Over the summer, I purchased two Linksys WRT54GL routers and flashed both of them with DD-WRT. Now I have one at my house in the Twin Cities and one in my house in Milwaukee. DD-WRT has proven to be quite impressive. I have done quite a bit of configuration on both of them, but the coolest part is the OpenVPN setup. The two routers now route traffic seamlessly between both networks, including iTunes music shares (not always the best idea) and Starcraft LAN games.

Debian Servers

Also over the summer, I rebuilt both of my file servers (Athos and Abydos) with Debian Linux. Previously, they had both been running Mac OS X 10.4 Tiger (Client). Tiger was sufficient for most tasks, but I kept finding small things that did not quite behave the way I wanted them to. Both boxes function as file and web servers.

Email Server

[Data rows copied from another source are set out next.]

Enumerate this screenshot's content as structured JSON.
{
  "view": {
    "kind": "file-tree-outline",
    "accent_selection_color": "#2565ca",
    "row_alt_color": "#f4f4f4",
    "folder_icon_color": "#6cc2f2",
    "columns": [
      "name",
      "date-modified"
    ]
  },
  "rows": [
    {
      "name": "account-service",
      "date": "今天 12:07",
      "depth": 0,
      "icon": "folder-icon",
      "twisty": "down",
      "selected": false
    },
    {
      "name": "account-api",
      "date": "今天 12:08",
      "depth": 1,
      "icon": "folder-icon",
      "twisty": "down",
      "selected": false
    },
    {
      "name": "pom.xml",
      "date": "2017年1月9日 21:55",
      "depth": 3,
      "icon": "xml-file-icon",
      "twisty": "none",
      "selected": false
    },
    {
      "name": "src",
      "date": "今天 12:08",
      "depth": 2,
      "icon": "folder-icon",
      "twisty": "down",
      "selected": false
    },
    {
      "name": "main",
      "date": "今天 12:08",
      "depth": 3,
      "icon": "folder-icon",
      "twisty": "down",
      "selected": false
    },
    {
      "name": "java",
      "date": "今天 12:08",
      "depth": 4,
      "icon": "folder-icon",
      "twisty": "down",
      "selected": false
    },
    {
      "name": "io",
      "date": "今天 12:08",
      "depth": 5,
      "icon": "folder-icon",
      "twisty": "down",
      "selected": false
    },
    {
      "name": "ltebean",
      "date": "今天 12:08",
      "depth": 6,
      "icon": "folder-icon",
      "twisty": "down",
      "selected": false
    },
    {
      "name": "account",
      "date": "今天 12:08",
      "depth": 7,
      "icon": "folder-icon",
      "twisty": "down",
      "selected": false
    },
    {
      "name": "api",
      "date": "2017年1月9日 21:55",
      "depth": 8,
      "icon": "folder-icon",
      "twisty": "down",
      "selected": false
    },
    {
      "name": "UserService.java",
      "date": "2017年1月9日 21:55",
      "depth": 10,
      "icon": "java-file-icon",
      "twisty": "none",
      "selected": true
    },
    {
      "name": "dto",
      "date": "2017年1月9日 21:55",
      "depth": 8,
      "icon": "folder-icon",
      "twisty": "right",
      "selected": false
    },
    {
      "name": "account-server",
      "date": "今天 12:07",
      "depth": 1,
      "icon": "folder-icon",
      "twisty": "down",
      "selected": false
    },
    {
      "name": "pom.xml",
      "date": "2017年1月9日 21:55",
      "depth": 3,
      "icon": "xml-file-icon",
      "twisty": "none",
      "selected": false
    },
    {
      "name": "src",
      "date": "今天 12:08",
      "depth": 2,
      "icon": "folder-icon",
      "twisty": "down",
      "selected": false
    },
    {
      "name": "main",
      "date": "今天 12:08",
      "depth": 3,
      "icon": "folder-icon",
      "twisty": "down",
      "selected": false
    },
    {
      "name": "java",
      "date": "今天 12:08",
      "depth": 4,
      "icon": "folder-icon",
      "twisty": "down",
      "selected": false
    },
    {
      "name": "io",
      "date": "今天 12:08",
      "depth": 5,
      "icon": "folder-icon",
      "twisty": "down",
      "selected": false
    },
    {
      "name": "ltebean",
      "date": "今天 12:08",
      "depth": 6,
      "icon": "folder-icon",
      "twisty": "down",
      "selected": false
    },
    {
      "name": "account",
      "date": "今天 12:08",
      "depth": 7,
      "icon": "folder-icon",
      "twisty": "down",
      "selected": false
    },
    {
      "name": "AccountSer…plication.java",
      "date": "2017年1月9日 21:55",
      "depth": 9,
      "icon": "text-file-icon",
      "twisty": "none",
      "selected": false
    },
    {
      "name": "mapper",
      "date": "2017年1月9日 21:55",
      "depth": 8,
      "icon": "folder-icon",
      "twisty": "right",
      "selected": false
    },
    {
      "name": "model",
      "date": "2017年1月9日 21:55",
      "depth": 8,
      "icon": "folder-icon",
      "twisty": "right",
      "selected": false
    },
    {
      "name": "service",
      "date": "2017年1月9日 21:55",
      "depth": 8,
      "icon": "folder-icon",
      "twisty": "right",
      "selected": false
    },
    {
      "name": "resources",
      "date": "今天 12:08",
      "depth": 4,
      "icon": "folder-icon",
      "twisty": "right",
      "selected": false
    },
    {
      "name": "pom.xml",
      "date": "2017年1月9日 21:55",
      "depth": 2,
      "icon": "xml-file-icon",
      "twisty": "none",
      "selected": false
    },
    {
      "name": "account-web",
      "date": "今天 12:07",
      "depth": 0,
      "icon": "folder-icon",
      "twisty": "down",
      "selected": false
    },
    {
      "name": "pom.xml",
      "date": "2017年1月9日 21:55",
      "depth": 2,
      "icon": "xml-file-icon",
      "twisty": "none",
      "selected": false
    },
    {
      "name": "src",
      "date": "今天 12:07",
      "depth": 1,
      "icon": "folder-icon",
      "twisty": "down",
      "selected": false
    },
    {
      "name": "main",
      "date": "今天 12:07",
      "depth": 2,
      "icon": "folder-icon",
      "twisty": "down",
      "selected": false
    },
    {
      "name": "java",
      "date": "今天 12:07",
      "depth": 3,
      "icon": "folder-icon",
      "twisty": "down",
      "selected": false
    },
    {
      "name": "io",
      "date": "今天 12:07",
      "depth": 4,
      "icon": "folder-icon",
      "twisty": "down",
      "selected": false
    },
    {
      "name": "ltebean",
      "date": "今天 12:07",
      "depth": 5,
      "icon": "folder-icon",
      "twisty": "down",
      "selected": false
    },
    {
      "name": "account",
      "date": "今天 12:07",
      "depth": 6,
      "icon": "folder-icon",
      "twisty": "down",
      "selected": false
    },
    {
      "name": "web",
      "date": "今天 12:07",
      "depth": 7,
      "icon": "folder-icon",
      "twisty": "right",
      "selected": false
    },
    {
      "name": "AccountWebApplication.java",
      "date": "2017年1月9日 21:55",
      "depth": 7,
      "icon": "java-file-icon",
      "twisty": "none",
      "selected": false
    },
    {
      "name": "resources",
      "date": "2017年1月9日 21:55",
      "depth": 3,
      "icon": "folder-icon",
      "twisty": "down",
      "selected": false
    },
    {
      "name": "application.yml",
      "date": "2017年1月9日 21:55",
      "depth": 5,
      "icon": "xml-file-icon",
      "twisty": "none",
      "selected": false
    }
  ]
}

I have decided that the only good way to do email is to host it myself. It gives me the most freedom and flexibility in how I wish to do my email, and most important of all, I own the data. Yes, that means that I am responsible for data recovery in the event of hard drive failure, but it also means that I don't have to worry about my email messages sitting on some email provider's servers. Plus I get my email at my own domain. That's a bit more personal that having a Gmail account or a Yahoo account. After a bit of research, I configured Postfix and Courier IMAP and POP3 on my servers. The accounts are all integrated into my directory domain so I can now get my email with the same credentials that I use to log into all of my computers.

iTunes Web Application

Ryan Ozechowski and I wrote this application for a web applications class offered at Marquette University in the College of Engineering. The iTunes Web Application provides a web interface for iTunes. It allows a user to listen to his music from another computer using a web browser. The interface is designed to look and feel like iTunes. For more information and to download the script, click here.